Between April 2017 and April 2018 beekeepers across the United States lost 40 percent of their colonies. The villain of this scourge is a microscopic mite aptly named the Varroa destructor.
The bees we rely on to pollinate the fruit, vegetables and nuts we consume face many dangers. Pesticides and the loss of native forage lands have threatened bee colonies for decades. But the Varroa destructor parasite has evolved to withstand every synthetic pesticide known to man.
But now comes hope from research scientists at Washington State University and the U.S. Department of Agriculture. Mycologists have discovered that living tissue from common mushrooms boost the immune systems in honeybees to allow them to fight off the vast variety of viruses that the Varroa destructor injects into colonies of defenseless bees.
While these initial trials have yielded promising results, more are needed. Mycology research is severely underfunded. We need to encourage food growers and manufacturers to fund future trials, before we lose another 40% of our bee colonies and face a significant shortage of the fruits and vegetables that provide essential to nutrition to people around the world.
We’re proud of our client, Tree Top, for joining General Mills and the Xerces Society in their effort to support farmers across the U.S. by providing technical assistance to plant and protect pollinator habitat, such as native wildflower field edges and flowering hedgerows. Through 2021, this partnership will help plant over 100,000 acres of pollinator habitat.
For all the good that such programs might achieve, we can’t assume that our bee population will thrive in the future. We encourage individuals and corporations to support the ongoing mycology studies at Washington State University to battle the invasive species that threaten us all.

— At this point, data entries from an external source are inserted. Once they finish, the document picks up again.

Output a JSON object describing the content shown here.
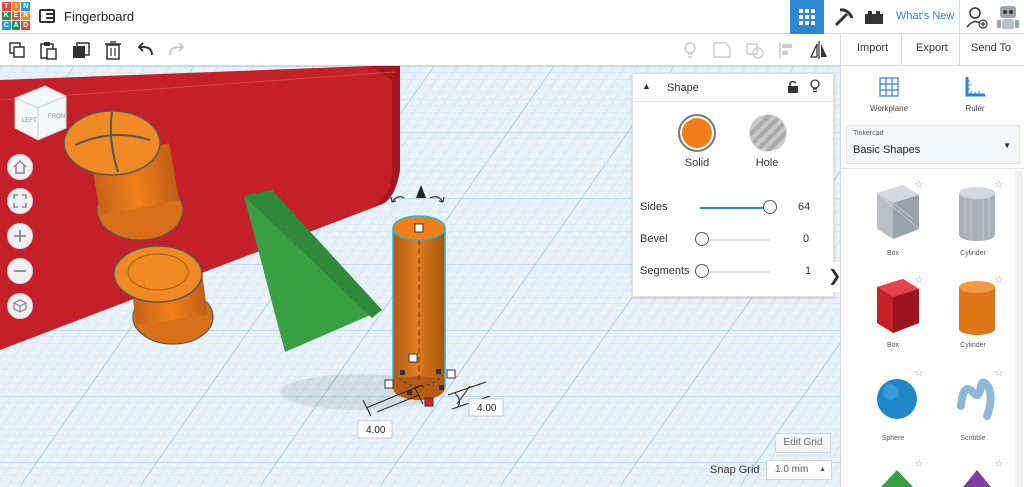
{
  "app": {
    "title": "Fingerboard",
    "logo_letters": [
      "T",
      "I",
      "N",
      "K",
      "E",
      "R",
      "C",
      "A",
      "D"
    ],
    "logo_colors": [
      "#e8473b",
      "#f38b1f",
      "#1fa0d8",
      "#2a8c4a",
      "#e8473b",
      "#f38b1f",
      "#1fa0d8",
      "#2a8c4a",
      "#e8473b"
    ]
  },
  "header": {
    "whats_new": "What's New",
    "accent": "#2b87d1"
  },
  "toolbar": {
    "import_label": "Import",
    "export_label": "Export",
    "send_to_label": "Send To"
  },
  "shape_panel": {
    "title": "Shape",
    "solid_label": "Solid",
    "hole_label": "Hole",
    "solid_color": "#f07f1a",
    "sliders": [
      {
        "label": "Sides",
        "value": "64",
        "fraction": 1.0
      },
      {
        "label": "Bevel",
        "value": "0",
        "fraction": 0.0
      },
      {
        "label": "Segments",
        "value": "1",
        "fraction": 0.0
      }
    ]
  },
  "right_panel": {
    "workplane_label": "Workplane",
    "ruler_label": "Ruler",
    "library_source": "Tinkercad",
    "library_name": "Basic Shapes",
    "items": [
      {
        "label": "Box",
        "icon": "box-gray-icon"
      },
      {
        "label": "Cylinder",
        "icon": "cylinder-gray-icon"
      },
      {
        "label": "Box",
        "icon": "box-red-icon"
      },
      {
        "label": "Cylinder",
        "icon": "cylinder-orange-icon"
      },
      {
        "label": "Sphere",
        "icon": "sphere-blue-icon"
      },
      {
        "label": "Scribble",
        "icon": "scribble-icon"
      }
    ]
  },
  "view_cube": {
    "left": "LEFT",
    "front": "FRONT"
  },
  "dimensions": {
    "width": "4.00",
    "depth": "4.00"
  },
  "bottom": {
    "edit_grid": "Edit Grid",
    "snap_grid_label": "Snap Grid",
    "snap_grid_value": "1.0 mm"
  }
}
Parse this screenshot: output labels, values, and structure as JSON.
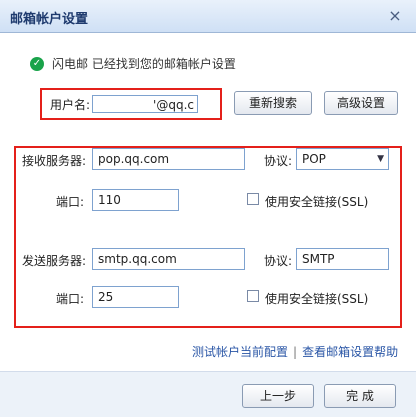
{
  "window": {
    "title": "邮箱帐户设置",
    "close_label": "×"
  },
  "status": {
    "text": "闪电邮 已经找到您的邮箱帐户设置"
  },
  "user": {
    "label": "用户名:",
    "value": "'@qq.c"
  },
  "buttons": {
    "search": "重新搜索",
    "advanced": "高级设置",
    "prev": "上一步",
    "finish": "完 成"
  },
  "incoming": {
    "label": "接收服务器:",
    "server": "pop.qq.com",
    "protocol_label": "协议:",
    "protocol": "POP",
    "port_label": "端口:",
    "port": "110",
    "ssl_label": "使用安全链接(SSL)",
    "ssl_checked": false
  },
  "outgoing": {
    "label": "发送服务器:",
    "server": "smtp.qq.com",
    "protocol_label": "协议:",
    "protocol": "SMTP",
    "port_label": "端口:",
    "port": "25",
    "ssl_label": "使用安全链接(SSL)",
    "ssl_checked": false
  },
  "links": {
    "test": "测试帐户当前配置",
    "sep": "|",
    "help": "查看邮箱设置帮助"
  },
  "icons": {
    "check": "check-circle-icon",
    "close": "close-icon",
    "dropdown": "chevron-down-icon"
  },
  "colors": {
    "highlight": "#e4201a",
    "link": "#2a56a6",
    "success": "#19a34a"
  }
}
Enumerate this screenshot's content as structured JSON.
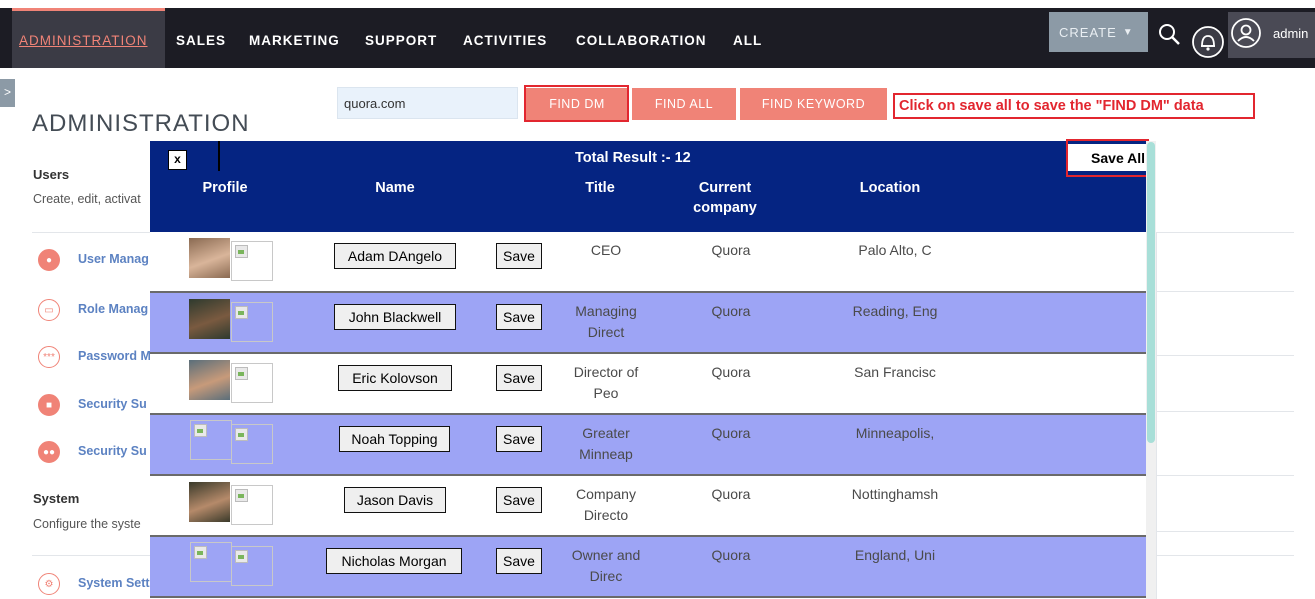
{
  "nav": {
    "items": [
      "ADMINISTRATION",
      "SALES",
      "MARKETING",
      "SUPPORT",
      "ACTIVITIES",
      "COLLABORATION",
      "ALL"
    ],
    "create_label": "CREATE",
    "user_label": "admin",
    "side_toggle": ">"
  },
  "page": {
    "title": "ADMINISTRATION",
    "search_value": "quora.com",
    "find_dm": "FIND DM",
    "find_all": "FIND ALL",
    "find_keyword": "FIND KEYWORD",
    "callout": "Click on save all to save the \"FIND DM\" data"
  },
  "sections": [
    {
      "title": "Users",
      "desc": "Create, edit, activat",
      "items": [
        {
          "label": "User Manag",
          "icon": "user-icon"
        },
        {
          "label": "Role Manag",
          "icon": "role-icon"
        },
        {
          "label": "Password M",
          "icon": "password-icon"
        },
        {
          "label": "Security Su",
          "icon": "lock-icon"
        },
        {
          "label": "Security Su",
          "icon": "group-icon"
        }
      ]
    },
    {
      "title": "System",
      "desc": "Configure the syste",
      "items": [
        {
          "label": "System Sett",
          "icon": "gear-icon"
        }
      ]
    }
  ],
  "modal": {
    "close_label": "x",
    "total": "Total Result :- 12",
    "save_all": "Save All",
    "headers": [
      "Profile",
      "Name",
      "Title",
      "Current company",
      "Location"
    ],
    "rows": [
      {
        "name": "Adam DAngelo",
        "title": "CEO",
        "company": "Quora",
        "location": "Palo Alto, C",
        "photo": true
      },
      {
        "name": "John Blackwell",
        "title": "Managing Direct",
        "company": "Quora",
        "location": "Reading, Eng",
        "photo": true
      },
      {
        "name": "Eric Kolovson",
        "title": "Director of Peo",
        "company": "Quora",
        "location": "San Francisc",
        "photo": true
      },
      {
        "name": "Noah Topping",
        "title": "Greater Minneap",
        "company": "Quora",
        "location": "Minneapolis,",
        "photo": false
      },
      {
        "name": "Jason Davis",
        "title": "Company Directo",
        "company": "Quora",
        "location": "Nottinghamsh",
        "photo": true
      },
      {
        "name": "Nicholas Morgan",
        "title": "Owner and Direc",
        "company": "Quora",
        "location": "England, Uni",
        "photo": false
      }
    ],
    "save_label": "Save"
  },
  "colors": {
    "accent": "#f08377",
    "header_blue": "#052482",
    "row_alt": "#9da4f5",
    "highlight_red": "#e2262f",
    "nav_bg": "#1c1c24"
  }
}
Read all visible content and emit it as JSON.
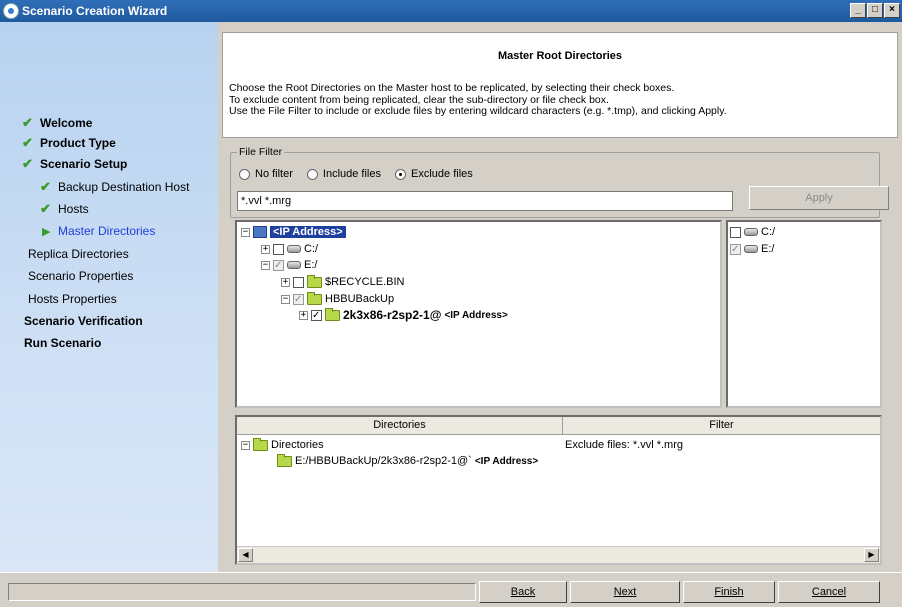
{
  "window": {
    "title": "Scenario Creation Wizard",
    "minimize": "_",
    "maximize": "□",
    "close": "×"
  },
  "sidebar": {
    "steps": [
      {
        "label": "Welcome",
        "state": "done"
      },
      {
        "label": "Product Type",
        "state": "done"
      },
      {
        "label": "Scenario Setup",
        "state": "done"
      },
      {
        "label": "Backup Destination Host",
        "state": "done"
      },
      {
        "label": "Hosts",
        "state": "done"
      },
      {
        "label": "Master Directories",
        "state": "current"
      },
      {
        "label": "Replica Directories",
        "state": "pending"
      },
      {
        "label": "Scenario Properties",
        "state": "pending"
      },
      {
        "label": "Hosts Properties",
        "state": "pending"
      },
      {
        "label": "Scenario Verification",
        "state": "pending"
      },
      {
        "label": "Run Scenario",
        "state": "pending"
      }
    ]
  },
  "header": {
    "title": "Master Root Directories",
    "lines": [
      "Choose the Root Directories on the Master host to be replicated, by selecting their check boxes.",
      "To exclude content from being replicated, clear the sub-directory or file check box.",
      "Use the File Filter to include or exclude files by entering wildcard characters (e.g. *.tmp), and clicking Apply."
    ]
  },
  "file_filter": {
    "legend": "File Filter",
    "options": [
      "No filter",
      "Include files",
      "Exclude files"
    ],
    "selected": "Exclude files",
    "value": "*.vvl *.mrg",
    "apply_label": "Apply"
  },
  "tree": {
    "root": "<IP Address>",
    "drive_c": "C:/",
    "drive_e": "E:/",
    "recycle": "$RECYCLE.BIN",
    "hbbu": "HBBUBackUp",
    "host_folder_name": "2k3x86-r2sp2-1@",
    "host_folder_ip": "<IP Address>"
  },
  "right_drives": [
    "C:/",
    "E:/"
  ],
  "directories_table": {
    "col_directories": "Directories",
    "col_filter": "Filter",
    "root_label": "Directories",
    "path": "E:/HBBUBackUp/2k3x86-r2sp2-1@`",
    "path_ip": "<IP Address>",
    "filter_value": "Exclude files: *.vvl *.mrg"
  },
  "buttons": {
    "back": "Back",
    "next": "Next",
    "finish": "Finish",
    "cancel": "Cancel"
  },
  "colors": {
    "current_step": "#1f3fd6",
    "check": "#3a9a2a",
    "selection": "#1f3f9e"
  }
}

Action Mary is all about activism. It’s not just part of our name. It’s a core value. If you share our values, please contact us at actionmary.com to learn more about how you can help.